Mar-22-18 02:45 PM Distinguished Colloquium Series in Interdisciplinary and Applied Mathematics 545 Mudd, 2:45 PM Bjorn Engquist University of Texas at Austin "Computational Multiscale Modeling" Abstract: In multiscale processes different phenomena interact on different scales in time and space. Computer simulations of such processes are challenging since the smallest scales should be accurately represented over domains that cover the largest scales. This results in a very large number of unknowns and prohibitingly long computing times. We will briefly discuss analytical techniques and then focus on numerical multiscale methods, which have been developed to overcome this difficulty, in particular, the Heterogeneous Multiscale Method (HMM). It is a computational framework focusing on the larger scales that only uses fine scale simulations locally. We will illustrate these technologies by applications to continuum and atomistic mechanics. The mathematical background from homogenization, averaging and information theory will be described. We will also see how parallel in time algorithms can be used for handling multiscale dynamical systems. The, so-called, parareal method can overcome the natural obstacle of causality for parallelization.

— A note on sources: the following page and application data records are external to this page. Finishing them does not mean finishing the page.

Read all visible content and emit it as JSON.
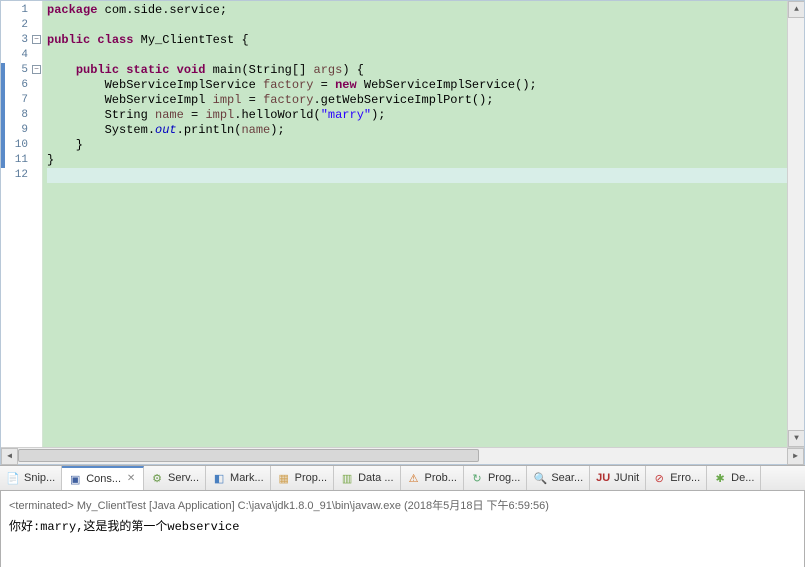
{
  "code": {
    "lines": [
      {
        "n": "1",
        "marker": false,
        "fold": false,
        "tokens": [
          {
            "c": "kw",
            "t": "package"
          },
          {
            "c": "pln",
            "t": " com.side.service;"
          }
        ]
      },
      {
        "n": "2",
        "marker": false,
        "fold": false,
        "tokens": []
      },
      {
        "n": "3",
        "marker": false,
        "fold": true,
        "tokens": [
          {
            "c": "kw",
            "t": "public"
          },
          {
            "c": "pln",
            "t": " "
          },
          {
            "c": "kw",
            "t": "class"
          },
          {
            "c": "pln",
            "t": " My_ClientTest {"
          }
        ]
      },
      {
        "n": "4",
        "marker": false,
        "fold": false,
        "tokens": []
      },
      {
        "n": "5",
        "marker": true,
        "fold": true,
        "tokens": [
          {
            "c": "pln",
            "t": "    "
          },
          {
            "c": "kw",
            "t": "public"
          },
          {
            "c": "pln",
            "t": " "
          },
          {
            "c": "kw",
            "t": "static"
          },
          {
            "c": "pln",
            "t": " "
          },
          {
            "c": "kw",
            "t": "void"
          },
          {
            "c": "pln",
            "t": " main(String[] "
          },
          {
            "c": "var",
            "t": "args"
          },
          {
            "c": "pln",
            "t": ") {"
          }
        ]
      },
      {
        "n": "6",
        "marker": true,
        "fold": false,
        "tokens": [
          {
            "c": "pln",
            "t": "        WebServiceImplService "
          },
          {
            "c": "var",
            "t": "factory"
          },
          {
            "c": "pln",
            "t": " = "
          },
          {
            "c": "kw",
            "t": "new"
          },
          {
            "c": "pln",
            "t": " WebServiceImplService();"
          }
        ]
      },
      {
        "n": "7",
        "marker": true,
        "fold": false,
        "tokens": [
          {
            "c": "pln",
            "t": "        WebServiceImpl "
          },
          {
            "c": "var",
            "t": "impl"
          },
          {
            "c": "pln",
            "t": " = "
          },
          {
            "c": "var",
            "t": "factory"
          },
          {
            "c": "pln",
            "t": ".getWebServiceImplPort();"
          }
        ]
      },
      {
        "n": "8",
        "marker": true,
        "fold": false,
        "tokens": [
          {
            "c": "pln",
            "t": "        String "
          },
          {
            "c": "var",
            "t": "name"
          },
          {
            "c": "pln",
            "t": " = "
          },
          {
            "c": "var",
            "t": "impl"
          },
          {
            "c": "pln",
            "t": ".helloWorld("
          },
          {
            "c": "str",
            "t": "\"marry\""
          },
          {
            "c": "pln",
            "t": ");"
          }
        ]
      },
      {
        "n": "9",
        "marker": true,
        "fold": false,
        "tokens": [
          {
            "c": "pln",
            "t": "        System."
          },
          {
            "c": "fld",
            "t": "out"
          },
          {
            "c": "pln",
            "t": ".println("
          },
          {
            "c": "var",
            "t": "name"
          },
          {
            "c": "pln",
            "t": ");"
          }
        ]
      },
      {
        "n": "10",
        "marker": true,
        "fold": false,
        "tokens": [
          {
            "c": "pln",
            "t": "    }"
          }
        ]
      },
      {
        "n": "11",
        "marker": true,
        "fold": false,
        "tokens": [
          {
            "c": "pln",
            "t": "}"
          }
        ]
      },
      {
        "n": "12",
        "marker": false,
        "fold": false,
        "current": true,
        "tokens": []
      }
    ]
  },
  "tabs": [
    {
      "id": "snip",
      "icon": "📄",
      "iconClass": "icon-snip",
      "label": "Snip..."
    },
    {
      "id": "cons",
      "icon": "▣",
      "iconClass": "icon-cons",
      "label": "Cons...",
      "active": true,
      "closable": true
    },
    {
      "id": "serv",
      "icon": "⚙",
      "iconClass": "icon-serv",
      "label": "Serv..."
    },
    {
      "id": "mark",
      "icon": "◧",
      "iconClass": "icon-mark",
      "label": "Mark..."
    },
    {
      "id": "prop",
      "icon": "▦",
      "iconClass": "icon-prop",
      "label": "Prop..."
    },
    {
      "id": "data",
      "icon": "▥",
      "iconClass": "icon-data",
      "label": "Data ..."
    },
    {
      "id": "prob",
      "icon": "⚠",
      "iconClass": "icon-prob",
      "label": "Prob..."
    },
    {
      "id": "prog",
      "icon": "↻",
      "iconClass": "icon-prog",
      "label": "Prog..."
    },
    {
      "id": "sear",
      "icon": "🔍",
      "iconClass": "icon-sear",
      "label": "Sear..."
    },
    {
      "id": "junit",
      "icon": "JU",
      "iconClass": "icon-junit",
      "label": "JUnit"
    },
    {
      "id": "erro",
      "icon": "⊘",
      "iconClass": "icon-erro",
      "label": "Erro..."
    },
    {
      "id": "de",
      "icon": "✱",
      "iconClass": "icon-de",
      "label": "De..."
    }
  ],
  "console": {
    "header_prefix": "<terminated> ",
    "header_main": "My_ClientTest [Java Application] C:\\java\\jdk1.8.0_91\\bin\\javaw.exe (2018年5月18日 下午6:59:56)",
    "output": "你好:marry,这是我的第一个webservice"
  },
  "fold_glyph": "−",
  "close_glyph": "✕",
  "scroll": {
    "left": "◀",
    "right": "▶",
    "up": "▲",
    "down": "▼"
  }
}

Mar-22-18 04:00 PM Biochemistry and Molecular Biophysics Seminar: Eleonora Zakharian, University of Illinois College of Medicine "TRP channels in uncharted territory: Interplay with Oxytocin- and Testosterone-induced rapid signaling mechanisms" Eleonora Zakharian, PhD Assistant Professor University of Illinois College of Medicine Hosted by Dr. Alexander Sobolevsky